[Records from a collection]
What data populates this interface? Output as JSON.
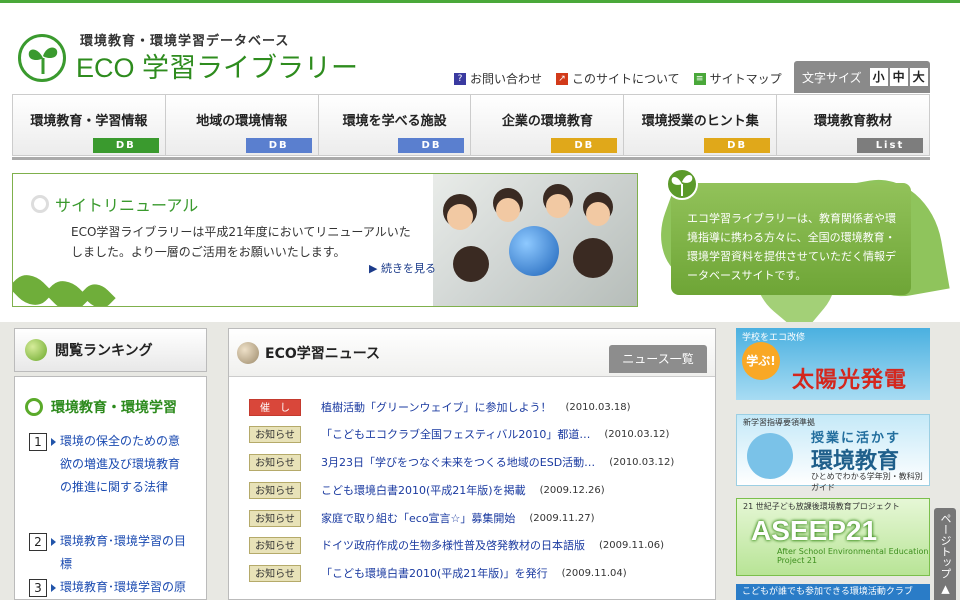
{
  "header": {
    "subtitle": "環境教育・環境学習データベース",
    "title": "ECO 学習ライブラリー",
    "util_links": [
      {
        "label": "お問い合わせ",
        "icon": "question-icon",
        "color": "#3a3aa0"
      },
      {
        "label": "このサイトについて",
        "icon": "arrow-icon",
        "color": "#d23a1a"
      },
      {
        "label": "サイトマップ",
        "icon": "sitemap-icon",
        "color": "#4aa83a"
      }
    ],
    "fontsize": {
      "label": "文字サイズ",
      "small": "小",
      "medium": "中",
      "large": "大"
    }
  },
  "nav": {
    "items": [
      {
        "label": "環境教育・学習情報",
        "tag": "DB",
        "color": "#3a9a2e"
      },
      {
        "label": "地域の環境情報",
        "tag": "DB",
        "color": "#5a7fcf"
      },
      {
        "label": "環境を学べる施設",
        "tag": "DB",
        "color": "#5a7fcf"
      },
      {
        "label": "企業の環境教育",
        "tag": "DB",
        "color": "#e0a81a"
      },
      {
        "label": "環境授業のヒント集",
        "tag": "DB",
        "color": "#e0a81a"
      },
      {
        "label": "環境教育教材",
        "tag": "List",
        "color": "#7d7d7d"
      }
    ]
  },
  "hero": {
    "title": "サイトリニューアル",
    "body": "ECO学習ライブラリーは平成21年度においてリニューアルいたしました。より一層のご活用をお願いいたします。",
    "more": "続きを見る"
  },
  "intro": {
    "text": "エコ学習ライブラリーは、教育関係者や環境指導に携わる方々に、全国の環境教育・環境学習資料を提供させていただく情報データベースサイトです。"
  },
  "ranking": {
    "title": "閲覧ランキング",
    "category": "環境教育・環境学習",
    "items": [
      {
        "num": "1",
        "text": "環境の保全のための意欲の増進及び環境教育の推進に関する法律"
      },
      {
        "num": "2",
        "text": "環境教育･環境学習の目標"
      },
      {
        "num": "3",
        "text": "環境教育･環境学習の原則"
      }
    ]
  },
  "news": {
    "title": "ECO学習ニュース",
    "list_button": "ニュース一覧",
    "items": [
      {
        "badge": "催　し",
        "type": "event",
        "text": "植樹活動「グリーンウェイブ」に参加しよう！",
        "date": "(2010.03.18)"
      },
      {
        "badge": "お知らせ",
        "type": "notice",
        "text": "「こどもエコクラブ全国フェスティバル2010」都道…",
        "date": "(2010.03.12)"
      },
      {
        "badge": "お知らせ",
        "type": "notice",
        "text": "3月23日「学びをつなぐ未来をつくる地域のESD活動…",
        "date": "(2010.03.12)"
      },
      {
        "badge": "お知らせ",
        "type": "notice",
        "text": "こども環境白書2010(平成21年版)を掲載",
        "date": "(2009.12.26)"
      },
      {
        "badge": "お知らせ",
        "type": "notice",
        "text": "家庭で取り組む「eco宣言☆」募集開始",
        "date": "(2009.11.27)"
      },
      {
        "badge": "お知らせ",
        "type": "notice",
        "text": "ドイツ政府作成の生物多様性普及啓発教材の日本語版",
        "date": "(2009.11.06)"
      },
      {
        "badge": "お知らせ",
        "type": "notice",
        "text": "「こども環境白書2010(平成21年版)」を発行",
        "date": "(2009.11.04)"
      }
    ]
  },
  "banners": {
    "solar": {
      "small": "学校をエコ改修",
      "badge": "学ぶ!",
      "main": "太陽光発電"
    },
    "edu": {
      "small": "新学習指導要領準拠",
      "top": "授業に活かす",
      "main": "環境教育",
      "sub": "ひとめでわかる学年別・教科別ガイド"
    },
    "aseep": {
      "small": "21 世紀子ども放課後環境教育プロジェクト",
      "main": "ASEEP21",
      "sub": "After School Environmental Education Project 21"
    },
    "club": {
      "text": "こどもが誰でも参加できる環境活動クラブ"
    }
  },
  "pagetop": "ページトップ ▲",
  "colors": {
    "brand": "#3a9a2e",
    "link": "#1a3aa0",
    "event_badge": "#d9473a",
    "notice_badge": "#e8e2b8"
  }
}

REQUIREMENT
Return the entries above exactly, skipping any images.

WRITTEN RESPONSE
What data populates this interface? Output as JSON.
{
  "header": {
    "subtitle": "環境教育・環境学習データベース",
    "title": "ECO 学習ライブラリー",
    "util_links": [
      {
        "label": "お問い合わせ",
        "icon": "question-icon",
        "color": "#3a3aa0"
      },
      {
        "label": "このサイトについて",
        "icon": "arrow-icon",
        "color": "#d23a1a"
      },
      {
        "label": "サイトマップ",
        "icon": "sitemap-icon",
        "color": "#4aa83a"
      }
    ],
    "fontsize": {
      "label": "文字サイズ",
      "small": "小",
      "medium": "中",
      "large": "大"
    }
  },
  "nav": {
    "items": [
      {
        "label": "環境教育・学習情報",
        "tag": "DB",
        "color": "#3a9a2e"
      },
      {
        "label": "地域の環境情報",
        "tag": "DB",
        "color": "#5a7fcf"
      },
      {
        "label": "環境を学べる施設",
        "tag": "DB",
        "color": "#5a7fcf"
      },
      {
        "label": "企業の環境教育",
        "tag": "DB",
        "color": "#e0a81a"
      },
      {
        "label": "環境授業のヒント集",
        "tag": "DB",
        "color": "#e0a81a"
      },
      {
        "label": "環境教育教材",
        "tag": "List",
        "color": "#7d7d7d"
      }
    ]
  },
  "hero": {
    "title": "サイトリニューアル",
    "body": "ECO学習ライブラリーは平成21年度においてリニューアルいたしました。より一層のご活用をお願いいたします。",
    "more": "続きを見る"
  },
  "intro": {
    "text": "エコ学習ライブラリーは、教育関係者や環境指導に携わる方々に、全国の環境教育・環境学習資料を提供させていただく情報データベースサイトです。"
  },
  "ranking": {
    "title": "閲覧ランキング",
    "category": "環境教育・環境学習",
    "items": [
      {
        "num": "1",
        "text": "環境の保全のための意欲の増進及び環境教育の推進に関する法律"
      },
      {
        "num": "2",
        "text": "環境教育･環境学習の目標"
      },
      {
        "num": "3",
        "text": "環境教育･環境学習の原則"
      }
    ]
  },
  "news": {
    "title": "ECO学習ニュース",
    "list_button": "ニュース一覧",
    "items": [
      {
        "badge": "催　し",
        "type": "event",
        "text": "植樹活動「グリーンウェイブ」に参加しよう！",
        "date": "(2010.03.18)"
      },
      {
        "badge": "お知らせ",
        "type": "notice",
        "text": "「こどもエコクラブ全国フェスティバル2010」都道…",
        "date": "(2010.03.12)"
      },
      {
        "badge": "お知らせ",
        "type": "notice",
        "text": "3月23日「学びをつなぐ未来をつくる地域のESD活動…",
        "date": "(2010.03.12)"
      },
      {
        "badge": "お知らせ",
        "type": "notice",
        "text": "こども環境白書2010(平成21年版)を掲載",
        "date": "(2009.12.26)"
      },
      {
        "badge": "お知らせ",
        "type": "notice",
        "text": "家庭で取り組む「eco宣言☆」募集開始",
        "date": "(2009.11.27)"
      },
      {
        "badge": "お知らせ",
        "type": "notice",
        "text": "ドイツ政府作成の生物多様性普及啓発教材の日本語版",
        "date": "(2009.11.06)"
      },
      {
        "badge": "お知らせ",
        "type": "notice",
        "text": "「こども環境白書2010(平成21年版)」を発行",
        "date": "(2009.11.04)"
      }
    ]
  },
  "banners": {
    "solar": {
      "small": "学校をエコ改修",
      "badge": "学ぶ!",
      "main": "太陽光発電"
    },
    "edu": {
      "small": "新学習指導要領準拠",
      "top": "授業に活かす",
      "main": "環境教育",
      "sub": "ひとめでわかる学年別・教科別ガイド"
    },
    "aseep": {
      "small": "21 世紀子ども放課後環境教育プロジェクト",
      "main": "ASEEP21",
      "sub": "After School Environmental Education Project 21"
    },
    "club": {
      "text": "こどもが誰でも参加できる環境活動クラブ"
    }
  },
  "pagetop": "ページトップ ▲",
  "colors": {
    "brand": "#3a9a2e",
    "link": "#1a3aa0",
    "event_badge": "#d9473a",
    "notice_badge": "#e8e2b8"
  }
}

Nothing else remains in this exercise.